New York, 24 April, 1776.
The Readiness shewn by the Committee of Safety for the Province of New Jersey to succor this Place with their Militia on a late occasion when they where at my Request called upon by Brigadier General, the Earl of Stirling, and the Alacrity with which I am Informed the Militia then stepped forward in Defence of their Country, are sufficient Proofs of the Important Service the province of New Jersey is capable of rendering in Support of the Great cause of American Liberty, especially if the Millitia of that Province be put under such regulations, as will enable them to give their aid at the very time it may be wanted and without the least Delay possible. What renders such a regulation the more Necessary is that in the present Situation of Affairs, it is more than probable that the approach of the Enemy will be sudden and without our having long Notice of their being on the Coast. Late Experience has taught us that under the present Regulation it will take at least a fortnight (after the necessity of the requisition is seen) to assemble and embody any considerable Detachment of the Militia, whereof it seems absolutely necessary that there be a resolution of your Congress or Committee of Safety for alloting a particular number of your Millitia to March on the first Notice of the Approach of the Enemy; the Detachment from each Regiment should be fixed upon, who should March to Certain Places of Rendezvous on the first Alarm by regulated signals. A Regulation of such Signals was lately made by Lord Stirling for the Highlands of Neversinks and Staten Island a copy of which with some Alteration I now send you, and which I think are very proper for the purpose—the two last of which should be Repeated at a number of Eminences in your Province—And if on the Signal of the Appearance of a large Fleet the Detachments of your Militia were ordered to Rendezvous at Brunswick, Amboy, Woodbridge, Raway, Elizabeth Town, Newark, and Bergen, they might be ready in a day or two to March to such Place either in your Province or in this, as would be found to stand most in need of their Assistance. And in order to avoid the Inconveniences which may arise from the Absence of your Provincial Generals from that Part of the Country where the troops may assemble, it will be necessary that the Colonels and Commanding Officers of every Corps or Detachment be Directed Strictly to obey the Orders they may Receive from the Continental General to whom that Department may be allotted. I am, &c.1

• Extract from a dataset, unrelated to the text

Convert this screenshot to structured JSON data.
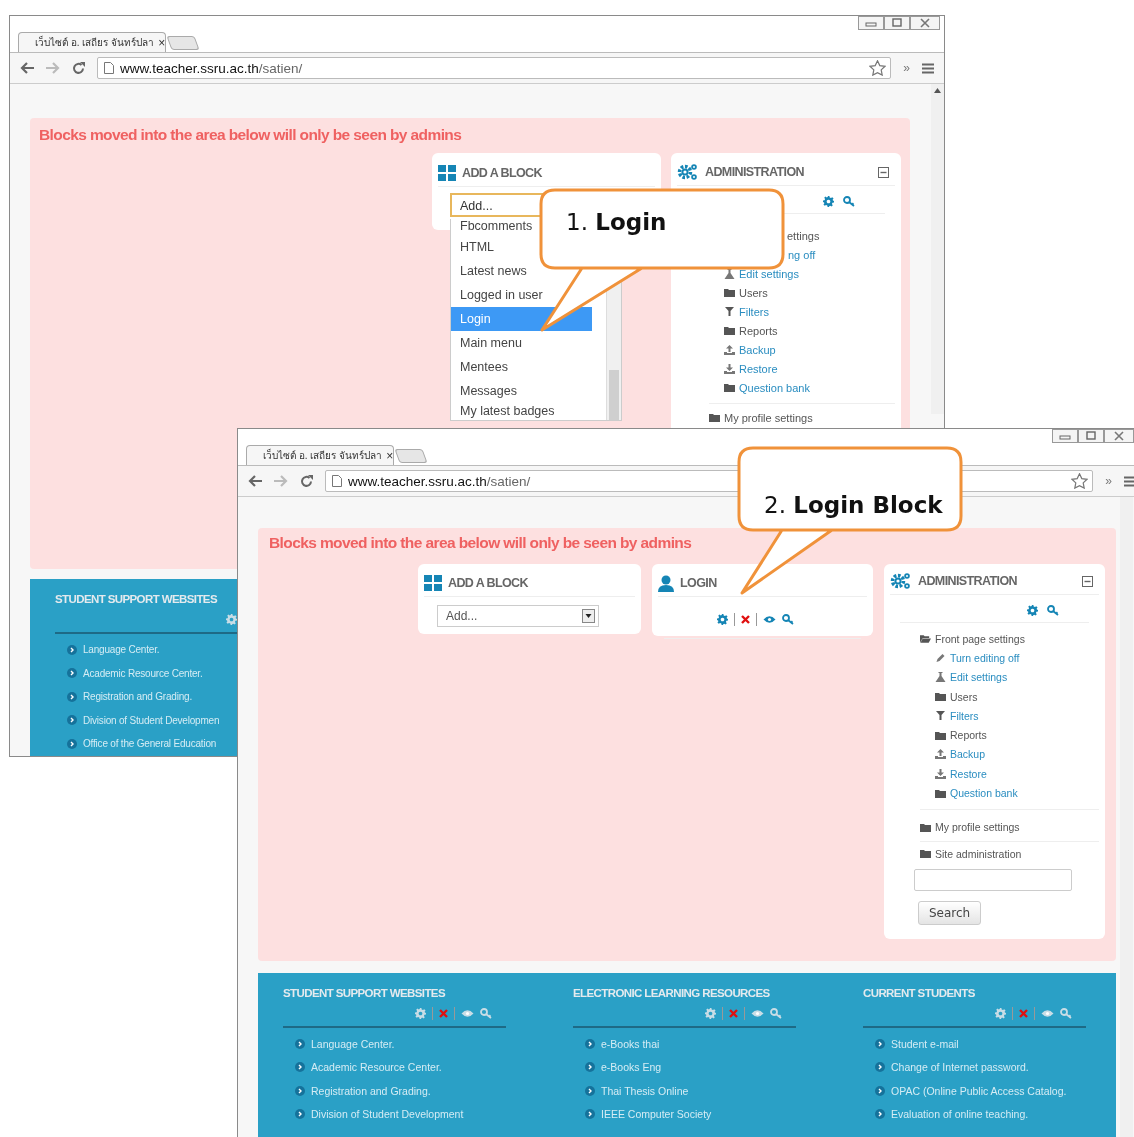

[1 ]The letter was addressed to Mr. Tucker as “President of the Congress of New Jersey or the Chairman of the Committee of Safety of that Province.”
[1 ]“A clean, well-dress’d orderly Sergeant, from each Brigade, to attend in the General’s Guard Room, near Head Quarters, from six in the morning until they are dismissed in the evening; they are to bring their Provisions with them, and to be relieved every morning.”—Orderly Book, 24 April, 1776.